#### TASK INSTRUCTIONS:
Every line of the entries that holds the word "icon" is to be copied.

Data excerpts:
- - -
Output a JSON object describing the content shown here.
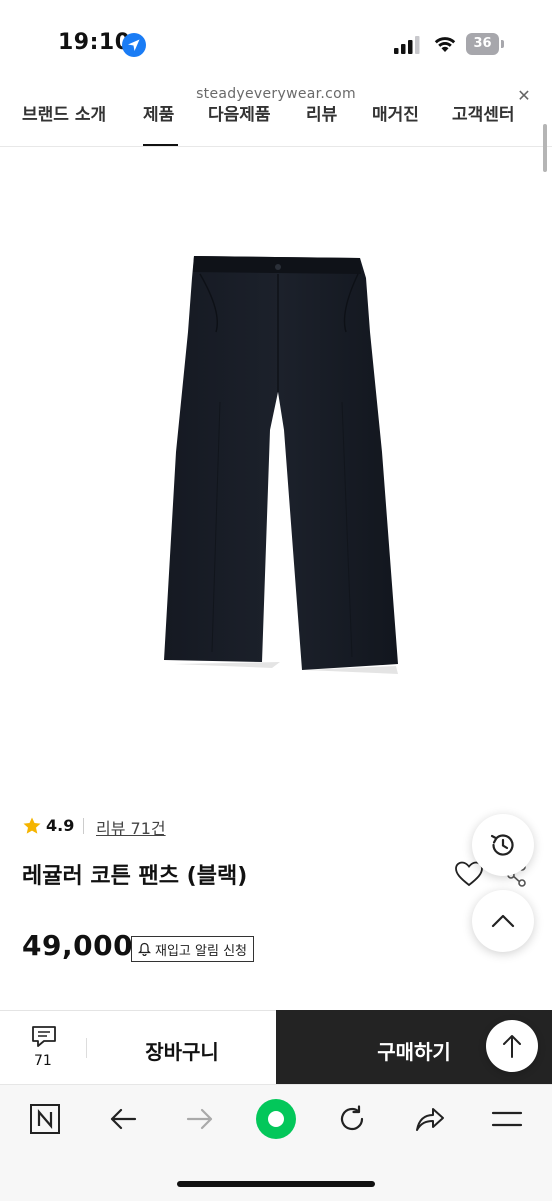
{
  "status_bar": {
    "time": "19:10",
    "battery": "36",
    "location_icon": "location-arrow-icon",
    "signal_icon": "cellular-signal-icon",
    "wifi_icon": "wifi-icon"
  },
  "browser": {
    "url": "steadyeverywear.com",
    "close_icon": "close-icon"
  },
  "category_nav": {
    "items": [
      "브랜드 소개",
      "제품",
      "다음제품",
      "리뷰",
      "매거진",
      "고객센터"
    ],
    "active_index": 1
  },
  "product": {
    "image_alt": "black-pants-image",
    "rating": "4.9",
    "review_link": "리뷰 71건",
    "name": "레귤러 코튼 팬츠 (블랙)",
    "price": "49,000",
    "restock_label": "재입고 알림 신청"
  },
  "purchase_bar": {
    "comment_count": "71",
    "cart_label": "장바구니",
    "buy_label": "구매하기"
  },
  "colors": {
    "accent_star": "#f5b400",
    "buy_button_bg": "#232323",
    "naver_green": "#03c75a"
  }
}
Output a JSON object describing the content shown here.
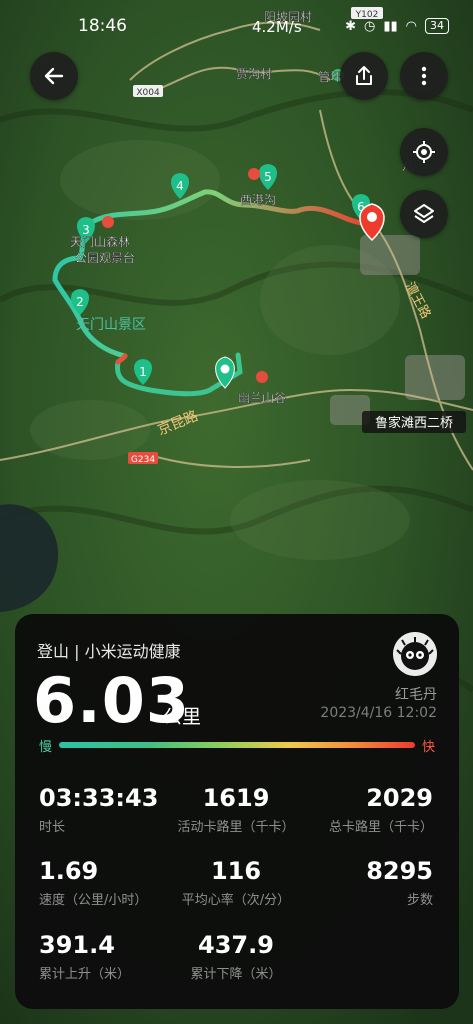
{
  "status_bar": {
    "time": "18:46",
    "network_speed": "4.2M/s",
    "battery": "34"
  },
  "map": {
    "labels": {
      "yangpo": "阳坡园村",
      "y102": "Y102",
      "jiagou": "贾沟村",
      "guanpo": "管坪",
      "x004": "X004",
      "xigang": "西港沟",
      "tianmen_forest_1": "天门山森林",
      "tianmen_forest_2": "公园观景台",
      "tianmen_area": "天门山景区",
      "youlan": "幽兰山谷",
      "jingkun": "京昆路",
      "g234": "G234",
      "lujiatan": "鲁家滩西二桥",
      "liwang": "澶王路",
      "ba": "八"
    },
    "markers": [
      "1",
      "2",
      "3",
      "4",
      "5",
      "6"
    ]
  },
  "card": {
    "title": "登山 | 小米运动健康",
    "distance": "6.03",
    "distance_unit": "公里",
    "user_name": "红毛丹",
    "date_time": "2023/4/16 12:02",
    "slow_label": "慢",
    "fast_label": "快",
    "stats": [
      {
        "value": "03:33:43",
        "label": "时长"
      },
      {
        "value": "1619",
        "label": "活动卡路里（千卡）"
      },
      {
        "value": "2029",
        "label": "总卡路里（千卡）"
      },
      {
        "value": "1.69",
        "label": "速度（公里/小时）"
      },
      {
        "value": "116",
        "label": "平均心率（次/分）"
      },
      {
        "value": "8295",
        "label": "步数"
      },
      {
        "value": "391.4",
        "label": "累计上升（米）"
      },
      {
        "value": "437.9",
        "label": "累计下降（米）"
      }
    ]
  },
  "colors": {
    "route_start": "#2fc7a5",
    "route_mid": "#a8d85a",
    "route_end": "#ef3b2c",
    "marker": "#1fbf8a",
    "card_bg": "#0c0c0c"
  }
}
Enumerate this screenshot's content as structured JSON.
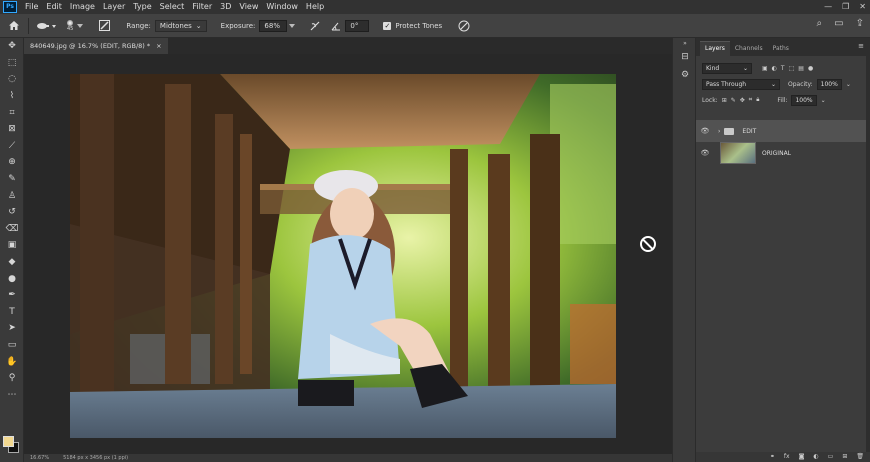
{
  "app": {
    "logo": "Ps"
  },
  "menu": [
    "File",
    "Edit",
    "Image",
    "Layer",
    "Type",
    "Select",
    "Filter",
    "3D",
    "View",
    "Window",
    "Help"
  ],
  "window_controls": [
    "—",
    "❐",
    "✕"
  ],
  "options": {
    "brush_size": "45",
    "range_label": "Range:",
    "range_value": "Midtones",
    "exposure_label": "Exposure:",
    "exposure_value": "68%",
    "angle_value": "0°",
    "protect_label": "Protect Tones"
  },
  "document": {
    "tab_title": "840649.jpg @ 16.7% (EDIT, RGB/8) *",
    "close": "×"
  },
  "status": {
    "zoom": "16.67%",
    "dims": "5184 px x 3456 px (1 ppi)"
  },
  "layers_panel": {
    "tabs": [
      "Layers",
      "Channels",
      "Paths"
    ],
    "kind_label": "Kind",
    "blend_mode": "Pass Through",
    "opacity_label": "Opacity:",
    "opacity_value": "100%",
    "lock_label": "Lock:",
    "fill_label": "Fill:",
    "fill_value": "100%",
    "layers": [
      {
        "name": "EDIT",
        "type": "group"
      },
      {
        "name": "ORIGINAL",
        "type": "image"
      }
    ]
  },
  "colors": {
    "foreground": "#f2d890",
    "background": "#111111"
  }
}
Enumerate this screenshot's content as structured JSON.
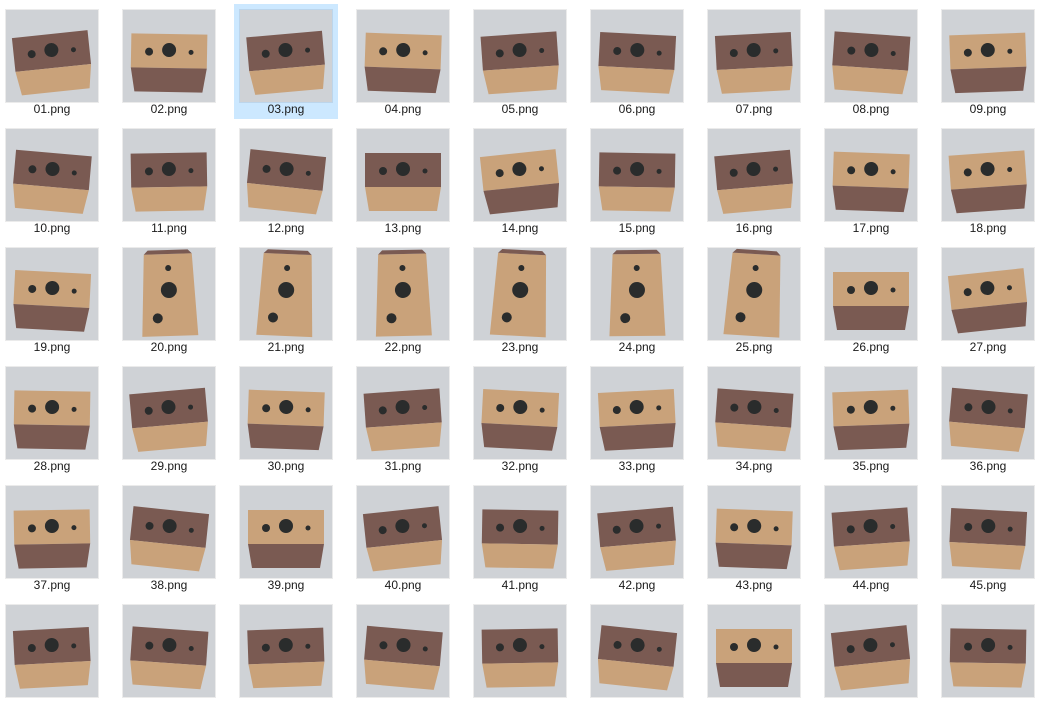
{
  "files": [
    {
      "name": "01.png",
      "view": "dark-top",
      "selected": false
    },
    {
      "name": "02.png",
      "view": "light-top",
      "selected": false
    },
    {
      "name": "03.png",
      "view": "dark-top",
      "selected": true
    },
    {
      "name": "04.png",
      "view": "light-top",
      "selected": false
    },
    {
      "name": "05.png",
      "view": "dark-top",
      "selected": false
    },
    {
      "name": "06.png",
      "view": "dark-top",
      "selected": false
    },
    {
      "name": "07.png",
      "view": "dark-top",
      "selected": false
    },
    {
      "name": "08.png",
      "view": "dark-top",
      "selected": false
    },
    {
      "name": "09.png",
      "view": "light-top",
      "selected": false
    },
    {
      "name": "10.png",
      "view": "dark-top",
      "selected": false
    },
    {
      "name": "11.png",
      "view": "dark-top",
      "selected": false
    },
    {
      "name": "12.png",
      "view": "dark-top",
      "selected": false
    },
    {
      "name": "13.png",
      "view": "dark-top",
      "selected": false
    },
    {
      "name": "14.png",
      "view": "light-top",
      "selected": false
    },
    {
      "name": "15.png",
      "view": "dark-top",
      "selected": false
    },
    {
      "name": "16.png",
      "view": "dark-top",
      "selected": false
    },
    {
      "name": "17.png",
      "view": "light-top",
      "selected": false
    },
    {
      "name": "18.png",
      "view": "light-top",
      "selected": false
    },
    {
      "name": "19.png",
      "view": "light-top",
      "selected": false
    },
    {
      "name": "20.png",
      "view": "tall",
      "selected": false
    },
    {
      "name": "21.png",
      "view": "tall",
      "selected": false
    },
    {
      "name": "22.png",
      "view": "tall",
      "selected": false
    },
    {
      "name": "23.png",
      "view": "tall",
      "selected": false
    },
    {
      "name": "24.png",
      "view": "tall",
      "selected": false
    },
    {
      "name": "25.png",
      "view": "tall",
      "selected": false
    },
    {
      "name": "26.png",
      "view": "light-top",
      "selected": false
    },
    {
      "name": "27.png",
      "view": "light-top",
      "selected": false
    },
    {
      "name": "28.png",
      "view": "light-top",
      "selected": false
    },
    {
      "name": "29.png",
      "view": "dark-top",
      "selected": false
    },
    {
      "name": "30.png",
      "view": "light-top",
      "selected": false
    },
    {
      "name": "31.png",
      "view": "dark-top",
      "selected": false
    },
    {
      "name": "32.png",
      "view": "light-top",
      "selected": false
    },
    {
      "name": "33.png",
      "view": "light-top",
      "selected": false
    },
    {
      "name": "34.png",
      "view": "dark-top",
      "selected": false
    },
    {
      "name": "35.png",
      "view": "light-top",
      "selected": false
    },
    {
      "name": "36.png",
      "view": "dark-top",
      "selected": false
    },
    {
      "name": "37.png",
      "view": "light-top",
      "selected": false
    },
    {
      "name": "38.png",
      "view": "dark-top",
      "selected": false
    },
    {
      "name": "39.png",
      "view": "light-top",
      "selected": false
    },
    {
      "name": "40.png",
      "view": "dark-top",
      "selected": false
    },
    {
      "name": "41.png",
      "view": "dark-top",
      "selected": false
    },
    {
      "name": "42.png",
      "view": "dark-top",
      "selected": false
    },
    {
      "name": "43.png",
      "view": "light-top",
      "selected": false
    },
    {
      "name": "44.png",
      "view": "dark-top",
      "selected": false
    },
    {
      "name": "45.png",
      "view": "dark-top",
      "selected": false
    },
    {
      "name": "",
      "view": "dark-top",
      "selected": false
    },
    {
      "name": "",
      "view": "dark-top",
      "selected": false
    },
    {
      "name": "",
      "view": "dark-top",
      "selected": false
    },
    {
      "name": "",
      "view": "dark-top",
      "selected": false
    },
    {
      "name": "",
      "view": "dark-top",
      "selected": false
    },
    {
      "name": "",
      "view": "dark-top",
      "selected": false
    },
    {
      "name": "",
      "view": "light-top",
      "selected": false
    },
    {
      "name": "",
      "view": "dark-top",
      "selected": false
    },
    {
      "name": "",
      "view": "dark-top",
      "selected": false
    }
  ],
  "colors": {
    "selection": "#cce8ff",
    "background": "#cfd2d6",
    "box_dark": "#7a5a52",
    "box_light": "#c9a27a",
    "dot": "#2a2c2c"
  }
}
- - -
#### EXPECTED ANSWER:
    "location_icon": "location-arrow-icon",
    "signal_icon": "cellular-signal-icon",
    "wifi_icon": "wifi-icon"
    "close_icon": "close-icon"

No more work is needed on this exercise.